REQUIREMENT: Would you please output the data exactly, omitting no line?

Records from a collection

___

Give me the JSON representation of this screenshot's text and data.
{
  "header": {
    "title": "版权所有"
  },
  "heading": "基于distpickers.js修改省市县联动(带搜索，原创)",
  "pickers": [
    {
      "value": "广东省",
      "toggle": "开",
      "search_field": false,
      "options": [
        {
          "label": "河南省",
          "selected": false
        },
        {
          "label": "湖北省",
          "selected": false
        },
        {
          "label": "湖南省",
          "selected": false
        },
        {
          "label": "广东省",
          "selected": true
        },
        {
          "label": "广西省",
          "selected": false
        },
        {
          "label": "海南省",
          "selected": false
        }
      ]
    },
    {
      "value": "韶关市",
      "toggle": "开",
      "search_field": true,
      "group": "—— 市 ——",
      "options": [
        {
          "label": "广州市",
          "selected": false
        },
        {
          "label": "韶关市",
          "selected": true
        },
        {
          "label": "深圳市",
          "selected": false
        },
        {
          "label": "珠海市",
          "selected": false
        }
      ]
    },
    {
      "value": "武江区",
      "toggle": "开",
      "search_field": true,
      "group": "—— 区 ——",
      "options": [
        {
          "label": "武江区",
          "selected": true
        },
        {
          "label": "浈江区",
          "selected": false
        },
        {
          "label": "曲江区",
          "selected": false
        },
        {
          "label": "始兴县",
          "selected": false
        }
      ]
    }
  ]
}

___

TASK RESPONSE:
Give me the JSON representation of this screenshot's text and data.
{
  "header": {
    "title": "版权所有"
  },
  "heading": "基于distpickers.js修改省市县联动(带搜索，原创)",
  "pickers": [
    {
      "value": "广东省",
      "toggle": "开",
      "search_field": false,
      "options": [
        {
          "label": "河南省",
          "selected": false
        },
        {
          "label": "湖北省",
          "selected": false
        },
        {
          "label": "湖南省",
          "selected": false
        },
        {
          "label": "广东省",
          "selected": true
        },
        {
          "label": "广西省",
          "selected": false
        },
        {
          "label": "海南省",
          "selected": false
        }
      ]
    },
    {
      "value": "韶关市",
      "toggle": "开",
      "search_field": true,
      "group": "—— 市 ——",
      "options": [
        {
          "label": "广州市",
          "selected": false
        },
        {
          "label": "韶关市",
          "selected": true
        },
        {
          "label": "深圳市",
          "selected": false
        },
        {
          "label": "珠海市",
          "selected": false
        }
      ]
    },
    {
      "value": "武江区",
      "toggle": "开",
      "search_field": true,
      "group": "—— 区 ——",
      "options": [
        {
          "label": "武江区",
          "selected": true
        },
        {
          "label": "浈江区",
          "selected": false
        },
        {
          "label": "曲江区",
          "selected": false
        },
        {
          "label": "始兴县",
          "selected": false
        }
      ]
    }
  ]
}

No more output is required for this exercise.